-- Entries provided follows --
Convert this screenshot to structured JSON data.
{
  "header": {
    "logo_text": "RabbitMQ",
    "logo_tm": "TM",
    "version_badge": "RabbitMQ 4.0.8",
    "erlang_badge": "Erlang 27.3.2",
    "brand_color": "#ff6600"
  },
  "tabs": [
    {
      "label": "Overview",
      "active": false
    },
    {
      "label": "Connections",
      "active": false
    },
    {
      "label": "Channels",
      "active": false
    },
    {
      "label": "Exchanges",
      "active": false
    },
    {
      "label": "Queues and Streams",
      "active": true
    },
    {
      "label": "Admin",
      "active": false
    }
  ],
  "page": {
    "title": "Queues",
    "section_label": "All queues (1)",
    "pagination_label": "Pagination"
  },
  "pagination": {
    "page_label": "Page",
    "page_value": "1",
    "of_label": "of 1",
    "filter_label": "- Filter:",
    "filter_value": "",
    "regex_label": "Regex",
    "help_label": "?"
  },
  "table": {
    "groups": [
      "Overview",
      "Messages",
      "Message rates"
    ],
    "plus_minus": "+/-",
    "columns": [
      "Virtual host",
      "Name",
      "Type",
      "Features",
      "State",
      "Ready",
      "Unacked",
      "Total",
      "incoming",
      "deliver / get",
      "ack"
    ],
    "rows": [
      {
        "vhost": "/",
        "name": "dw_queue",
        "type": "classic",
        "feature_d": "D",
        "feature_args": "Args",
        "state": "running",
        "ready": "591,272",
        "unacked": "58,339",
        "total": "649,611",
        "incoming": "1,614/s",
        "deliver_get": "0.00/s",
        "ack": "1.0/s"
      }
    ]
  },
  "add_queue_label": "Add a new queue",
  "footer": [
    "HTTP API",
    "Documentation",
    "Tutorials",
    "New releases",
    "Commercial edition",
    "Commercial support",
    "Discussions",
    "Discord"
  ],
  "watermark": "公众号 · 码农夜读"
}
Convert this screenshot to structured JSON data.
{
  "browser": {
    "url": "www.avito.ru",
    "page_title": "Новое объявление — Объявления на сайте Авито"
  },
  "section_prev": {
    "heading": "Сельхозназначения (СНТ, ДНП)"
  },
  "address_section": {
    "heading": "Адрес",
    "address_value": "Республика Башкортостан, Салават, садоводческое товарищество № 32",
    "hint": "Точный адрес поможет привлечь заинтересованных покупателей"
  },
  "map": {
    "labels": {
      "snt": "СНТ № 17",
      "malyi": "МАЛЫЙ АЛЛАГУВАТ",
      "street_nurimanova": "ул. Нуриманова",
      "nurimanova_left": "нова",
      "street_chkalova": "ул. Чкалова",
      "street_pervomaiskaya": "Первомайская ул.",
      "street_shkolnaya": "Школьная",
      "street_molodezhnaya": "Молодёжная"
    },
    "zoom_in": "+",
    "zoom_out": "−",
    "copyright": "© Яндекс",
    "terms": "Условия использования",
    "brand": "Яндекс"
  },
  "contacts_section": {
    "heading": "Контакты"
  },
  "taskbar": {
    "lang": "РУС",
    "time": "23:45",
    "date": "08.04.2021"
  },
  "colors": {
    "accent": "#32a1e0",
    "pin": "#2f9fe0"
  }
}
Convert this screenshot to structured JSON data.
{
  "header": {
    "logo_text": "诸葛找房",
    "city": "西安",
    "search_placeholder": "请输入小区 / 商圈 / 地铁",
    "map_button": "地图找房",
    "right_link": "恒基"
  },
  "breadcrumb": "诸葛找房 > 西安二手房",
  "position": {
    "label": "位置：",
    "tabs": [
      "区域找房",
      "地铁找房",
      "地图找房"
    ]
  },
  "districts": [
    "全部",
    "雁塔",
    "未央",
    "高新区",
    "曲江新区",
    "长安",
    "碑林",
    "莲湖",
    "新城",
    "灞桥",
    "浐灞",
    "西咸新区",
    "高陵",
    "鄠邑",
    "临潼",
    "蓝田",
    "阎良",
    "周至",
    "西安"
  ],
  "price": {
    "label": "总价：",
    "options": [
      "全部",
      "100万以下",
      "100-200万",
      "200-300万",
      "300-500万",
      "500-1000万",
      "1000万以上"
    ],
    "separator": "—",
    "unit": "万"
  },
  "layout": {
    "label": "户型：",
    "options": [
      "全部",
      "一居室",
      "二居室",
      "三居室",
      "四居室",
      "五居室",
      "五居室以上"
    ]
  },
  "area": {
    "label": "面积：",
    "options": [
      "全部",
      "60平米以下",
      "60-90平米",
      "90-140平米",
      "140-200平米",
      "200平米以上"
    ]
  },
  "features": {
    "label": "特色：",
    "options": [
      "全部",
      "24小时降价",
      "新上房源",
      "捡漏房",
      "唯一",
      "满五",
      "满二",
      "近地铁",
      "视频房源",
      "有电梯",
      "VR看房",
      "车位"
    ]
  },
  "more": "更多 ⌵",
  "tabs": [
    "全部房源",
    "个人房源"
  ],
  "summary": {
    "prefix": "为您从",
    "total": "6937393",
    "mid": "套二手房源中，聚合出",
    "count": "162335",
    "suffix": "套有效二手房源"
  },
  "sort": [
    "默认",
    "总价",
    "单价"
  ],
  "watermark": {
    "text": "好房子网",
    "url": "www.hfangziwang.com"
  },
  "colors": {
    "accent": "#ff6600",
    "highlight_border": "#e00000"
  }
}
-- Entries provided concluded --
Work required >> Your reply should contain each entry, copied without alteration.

Response for this exercise >>
Convert this screenshot to structured JSON data.
{
  "header": {
    "logo_text": "RabbitMQ",
    "logo_tm": "TM",
    "version_badge": "RabbitMQ 4.0.8",
    "erlang_badge": "Erlang 27.3.2",
    "brand_color": "#ff6600"
  },
  "tabs": [
    {
      "label": "Overview",
      "active": false
    },
    {
      "label": "Connections",
      "active": false
    },
    {
      "label": "Channels",
      "active": false
    },
    {
      "label": "Exchanges",
      "active": false
    },
    {
      "label": "Queues and Streams",
      "active": true
    },
    {
      "label": "Admin",
      "active": false
    }
  ],
  "page": {
    "title": "Queues",
    "section_label": "All queues (1)",
    "pagination_label": "Pagination"
  },
  "pagination": {
    "page_label": "Page",
    "page_value": "1",
    "of_label": "of 1",
    "filter_label": "- Filter:",
    "filter_value": "",
    "regex_label": "Regex",
    "help_label": "?"
  },
  "table": {
    "groups": [
      "Overview",
      "Messages",
      "Message rates"
    ],
    "plus_minus": "+/-",
    "columns": [
      "Virtual host",
      "Name",
      "Type",
      "Features",
      "State",
      "Ready",
      "Unacked",
      "Total",
      "incoming",
      "deliver / get",
      "ack"
    ],
    "rows": [
      {
        "vhost": "/",
        "name": "dw_queue",
        "type": "classic",
        "feature_d": "D",
        "feature_args": "Args",
        "state": "running",
        "ready": "591,272",
        "unacked": "58,339",
        "total": "649,611",
        "incoming": "1,614/s",
        "deliver_get": "0.00/s",
        "ack": "1.0/s"
      }
    ]
  },
  "add_queue_label": "Add a new queue",
  "footer": [
    "HTTP API",
    "Documentation",
    "Tutorials",
    "New releases",
    "Commercial edition",
    "Commercial support",
    "Discussions",
    "Discord"
  ],
  "watermark": "公众号 · 码农夜读"
}
Convert this screenshot to structured JSON data.
{
  "browser": {
    "url": "www.avito.ru",
    "page_title": "Новое объявление — Объявления на сайте Авито"
  },
  "section_prev": {
    "heading": "Сельхозназначения (СНТ, ДНП)"
  },
  "address_section": {
    "heading": "Адрес",
    "address_value": "Республика Башкортостан, Салават, садоводческое товарищество № 32",
    "hint": "Точный адрес поможет привлечь заинтересованных покупателей"
  },
  "map": {
    "labels": {
      "snt": "СНТ № 17",
      "malyi": "МАЛЫЙ АЛЛАГУВАТ",
      "street_nurimanova": "ул. Нуриманова",
      "nurimanova_left": "нова",
      "street_chkalova": "ул. Чкалова",
      "street_pervomaiskaya": "Первомайская ул.",
      "street_shkolnaya": "Школьная",
      "street_molodezhnaya": "Молодёжная"
    },
    "zoom_in": "+",
    "zoom_out": "−",
    "copyright": "© Яндекс",
    "terms": "Условия использования",
    "brand": "Яндекс"
  },
  "contacts_section": {
    "heading": "Контакты"
  },
  "taskbar": {
    "lang": "РУС",
    "time": "23:45",
    "date": "08.04.2021"
  },
  "colors": {
    "accent": "#32a1e0",
    "pin": "#2f9fe0"
  }
}
Convert this screenshot to structured JSON data.
{
  "header": {
    "logo_text": "诸葛找房",
    "city": "西安",
    "search_placeholder": "请输入小区 / 商圈 / 地铁",
    "map_button": "地图找房",
    "right_link": "恒基"
  },
  "breadcrumb": "诸葛找房 > 西安二手房",
  "position": {
    "label": "位置：",
    "tabs": [
      "区域找房",
      "地铁找房",
      "地图找房"
    ]
  },
  "districts": [
    "全部",
    "雁塔",
    "未央",
    "高新区",
    "曲江新区",
    "长安",
    "碑林",
    "莲湖",
    "新城",
    "灞桥",
    "浐灞",
    "西咸新区",
    "高陵",
    "鄠邑",
    "临潼",
    "蓝田",
    "阎良",
    "周至",
    "西安"
  ],
  "price": {
    "label": "总价：",
    "options": [
      "全部",
      "100万以下",
      "100-200万",
      "200-300万",
      "300-500万",
      "500-1000万",
      "1000万以上"
    ],
    "separator": "—",
    "unit": "万"
  },
  "layout": {
    "label": "户型：",
    "options": [
      "全部",
      "一居室",
      "二居室",
      "三居室",
      "四居室",
      "五居室",
      "五居室以上"
    ]
  },
  "area": {
    "label": "面积：",
    "options": [
      "全部",
      "60平米以下",
      "60-90平米",
      "90-140平米",
      "140-200平米",
      "200平米以上"
    ]
  },
  "features": {
    "label": "特色：",
    "options": [
      "全部",
      "24小时降价",
      "新上房源",
      "捡漏房",
      "唯一",
      "满五",
      "满二",
      "近地铁",
      "视频房源",
      "有电梯",
      "VR看房",
      "车位"
    ]
  },
  "more": "更多 ⌵",
  "tabs": [
    "全部房源",
    "个人房源"
  ],
  "summary": {
    "prefix": "为您从",
    "total": "6937393",
    "mid": "套二手房源中，聚合出",
    "count": "162335",
    "suffix": "套有效二手房源"
  },
  "sort": [
    "默认",
    "总价",
    "单价"
  ],
  "watermark": {
    "text": "好房子网",
    "url": "www.hfangziwang.com"
  },
  "colors": {
    "accent": "#ff6600",
    "highlight_border": "#e00000"
  }
}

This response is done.